After his harsh words on the stimulus bill on behalf of the Republican Party, Jindal was the first governor to reject stimulus money. Then, as Jon Stewart has noted, Jindal awarded a group of businessmen federal stimulus money, represented by a giant novelty check, whose signatory was printed as "Governor Bobby Jindal."

On August 19, Keith Olbermann featured Governor Jindal as the "Worse Person in the World," only marginally better than Steve Doocy and Brian Kilmeade as runners-up "Worser," and the "Worst," Rush Limbaugh for their anti-Semitism and homophobia.

Jindal's response to accusations of hypocricy was swift. Just two days later, the secretary of the Department of Transportation and Development announced they had killed the idea. A spokesperson for the Department explained to the Times Picayune that the operating costs could not be covered by projected budgets, and a state employee who had contacted the federal transporation office about applying for funds was only "preparing options for the possible use of federal money, but this idea was not even vetted by the department's secretary and the department will not submit an application on it."

So much for a progressive idea whose time might have finally come if not for a cowardly, reactionary governor who would prefer to reverse himself and retreat rather than admit he may have misspoken. After all, it doesn't make Jindal any less of a hypocrite for changing his mind after his administration considered using stimulus money he called "wasteful" than if he had actually applied for it. It only means he's hypocritical and a clumsy politician who reverses himself when he thinks it's in the best interest of his Republican Party rather than the public.

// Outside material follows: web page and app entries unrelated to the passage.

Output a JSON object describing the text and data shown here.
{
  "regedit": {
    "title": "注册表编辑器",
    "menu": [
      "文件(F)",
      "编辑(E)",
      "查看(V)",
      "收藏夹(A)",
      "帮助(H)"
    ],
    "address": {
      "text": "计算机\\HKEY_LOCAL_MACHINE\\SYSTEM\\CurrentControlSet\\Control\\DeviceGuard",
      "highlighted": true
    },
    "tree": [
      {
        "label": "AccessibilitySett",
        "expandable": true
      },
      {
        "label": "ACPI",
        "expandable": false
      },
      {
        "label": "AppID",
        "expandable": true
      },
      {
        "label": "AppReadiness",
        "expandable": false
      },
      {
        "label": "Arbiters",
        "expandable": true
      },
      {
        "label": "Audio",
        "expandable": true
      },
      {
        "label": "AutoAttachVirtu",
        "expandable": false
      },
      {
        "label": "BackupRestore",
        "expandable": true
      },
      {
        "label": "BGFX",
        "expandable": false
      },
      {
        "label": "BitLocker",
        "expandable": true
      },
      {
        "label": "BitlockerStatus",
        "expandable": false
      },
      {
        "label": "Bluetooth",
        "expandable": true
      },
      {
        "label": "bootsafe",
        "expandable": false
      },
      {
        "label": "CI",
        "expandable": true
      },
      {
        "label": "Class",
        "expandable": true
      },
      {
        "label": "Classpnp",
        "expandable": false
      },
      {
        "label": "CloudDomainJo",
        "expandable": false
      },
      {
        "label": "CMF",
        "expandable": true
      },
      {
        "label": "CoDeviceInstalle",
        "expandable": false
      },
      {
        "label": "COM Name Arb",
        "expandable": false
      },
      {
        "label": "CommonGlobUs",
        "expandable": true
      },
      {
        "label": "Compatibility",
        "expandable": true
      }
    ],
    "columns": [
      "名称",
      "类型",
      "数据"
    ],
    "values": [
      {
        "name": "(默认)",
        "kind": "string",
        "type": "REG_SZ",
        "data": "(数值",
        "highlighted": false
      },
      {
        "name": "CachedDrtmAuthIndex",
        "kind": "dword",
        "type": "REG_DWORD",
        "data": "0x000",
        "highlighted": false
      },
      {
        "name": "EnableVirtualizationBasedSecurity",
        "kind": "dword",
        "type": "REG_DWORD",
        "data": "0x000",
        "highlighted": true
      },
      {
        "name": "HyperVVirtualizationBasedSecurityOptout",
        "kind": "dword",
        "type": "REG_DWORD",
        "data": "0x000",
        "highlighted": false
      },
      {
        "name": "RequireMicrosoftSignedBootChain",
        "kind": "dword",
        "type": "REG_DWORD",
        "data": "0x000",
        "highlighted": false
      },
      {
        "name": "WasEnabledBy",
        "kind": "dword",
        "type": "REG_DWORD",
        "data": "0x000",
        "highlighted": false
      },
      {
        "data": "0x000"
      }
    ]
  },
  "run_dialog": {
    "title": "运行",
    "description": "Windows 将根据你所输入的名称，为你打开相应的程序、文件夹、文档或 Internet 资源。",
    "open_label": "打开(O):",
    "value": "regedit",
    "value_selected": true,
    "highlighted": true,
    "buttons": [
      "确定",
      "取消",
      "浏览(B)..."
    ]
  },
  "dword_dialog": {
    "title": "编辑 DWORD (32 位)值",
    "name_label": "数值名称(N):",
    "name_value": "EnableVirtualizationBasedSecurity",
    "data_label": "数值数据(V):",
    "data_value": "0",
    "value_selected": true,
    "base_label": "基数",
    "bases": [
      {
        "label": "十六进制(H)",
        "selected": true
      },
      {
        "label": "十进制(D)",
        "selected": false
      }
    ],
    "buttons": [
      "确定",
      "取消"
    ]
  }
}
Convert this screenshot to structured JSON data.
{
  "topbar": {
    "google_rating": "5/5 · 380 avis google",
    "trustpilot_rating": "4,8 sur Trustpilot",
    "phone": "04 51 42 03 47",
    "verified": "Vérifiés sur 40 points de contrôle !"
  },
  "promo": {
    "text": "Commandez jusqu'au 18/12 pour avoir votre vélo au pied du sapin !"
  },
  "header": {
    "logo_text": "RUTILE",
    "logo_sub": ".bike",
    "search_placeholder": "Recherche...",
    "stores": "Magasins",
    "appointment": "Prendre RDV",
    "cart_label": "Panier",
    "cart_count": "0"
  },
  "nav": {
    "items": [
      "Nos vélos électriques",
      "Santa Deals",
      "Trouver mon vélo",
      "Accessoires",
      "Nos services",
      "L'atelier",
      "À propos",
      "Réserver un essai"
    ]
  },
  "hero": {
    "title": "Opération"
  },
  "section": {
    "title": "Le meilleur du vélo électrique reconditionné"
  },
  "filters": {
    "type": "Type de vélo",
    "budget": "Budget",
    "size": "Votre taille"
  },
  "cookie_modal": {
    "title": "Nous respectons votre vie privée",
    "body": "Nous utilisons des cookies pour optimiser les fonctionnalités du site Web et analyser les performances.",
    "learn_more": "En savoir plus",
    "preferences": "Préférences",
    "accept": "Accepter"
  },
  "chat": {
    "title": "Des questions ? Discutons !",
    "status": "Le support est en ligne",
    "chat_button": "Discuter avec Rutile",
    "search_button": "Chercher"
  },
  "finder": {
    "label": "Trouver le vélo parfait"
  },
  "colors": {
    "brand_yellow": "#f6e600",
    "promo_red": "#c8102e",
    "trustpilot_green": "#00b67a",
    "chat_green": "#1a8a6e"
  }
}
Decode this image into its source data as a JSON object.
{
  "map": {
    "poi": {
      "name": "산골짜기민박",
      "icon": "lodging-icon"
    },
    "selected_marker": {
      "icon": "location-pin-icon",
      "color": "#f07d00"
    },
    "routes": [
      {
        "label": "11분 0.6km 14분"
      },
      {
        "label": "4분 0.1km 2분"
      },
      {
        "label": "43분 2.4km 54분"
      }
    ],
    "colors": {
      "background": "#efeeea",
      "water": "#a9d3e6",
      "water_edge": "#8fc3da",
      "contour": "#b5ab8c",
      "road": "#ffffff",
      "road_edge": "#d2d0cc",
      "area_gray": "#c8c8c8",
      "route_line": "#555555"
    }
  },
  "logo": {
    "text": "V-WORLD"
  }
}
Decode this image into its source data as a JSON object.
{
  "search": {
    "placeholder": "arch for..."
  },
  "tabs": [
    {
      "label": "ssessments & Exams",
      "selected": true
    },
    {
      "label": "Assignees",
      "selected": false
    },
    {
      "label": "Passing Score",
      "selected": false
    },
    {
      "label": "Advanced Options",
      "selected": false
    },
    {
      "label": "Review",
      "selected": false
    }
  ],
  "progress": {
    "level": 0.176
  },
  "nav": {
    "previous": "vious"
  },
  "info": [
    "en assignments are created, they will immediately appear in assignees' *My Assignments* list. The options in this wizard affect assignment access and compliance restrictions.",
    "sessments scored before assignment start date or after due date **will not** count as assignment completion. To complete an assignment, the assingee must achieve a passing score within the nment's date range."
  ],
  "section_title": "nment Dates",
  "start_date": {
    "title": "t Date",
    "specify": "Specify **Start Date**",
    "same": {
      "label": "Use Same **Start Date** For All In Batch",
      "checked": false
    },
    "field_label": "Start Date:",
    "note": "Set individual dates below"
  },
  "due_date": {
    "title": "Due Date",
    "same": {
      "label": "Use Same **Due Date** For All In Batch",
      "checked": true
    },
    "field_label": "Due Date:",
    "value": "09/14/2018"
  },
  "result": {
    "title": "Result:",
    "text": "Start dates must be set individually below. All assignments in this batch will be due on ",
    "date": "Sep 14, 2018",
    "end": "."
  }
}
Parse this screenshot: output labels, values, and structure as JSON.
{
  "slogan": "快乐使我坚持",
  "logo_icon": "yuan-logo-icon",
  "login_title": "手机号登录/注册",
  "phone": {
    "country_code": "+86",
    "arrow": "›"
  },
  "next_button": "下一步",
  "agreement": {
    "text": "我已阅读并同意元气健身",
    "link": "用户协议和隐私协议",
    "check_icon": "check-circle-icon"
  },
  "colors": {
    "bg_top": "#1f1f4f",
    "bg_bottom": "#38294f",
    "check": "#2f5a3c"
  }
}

Weekly, Bobby Jindal is proving he's not only a not ready for prime-time, but he's not ready to focus on being the best governor he can be for Louisiana. He is, alas, yet another politician, when what we need is a statesman.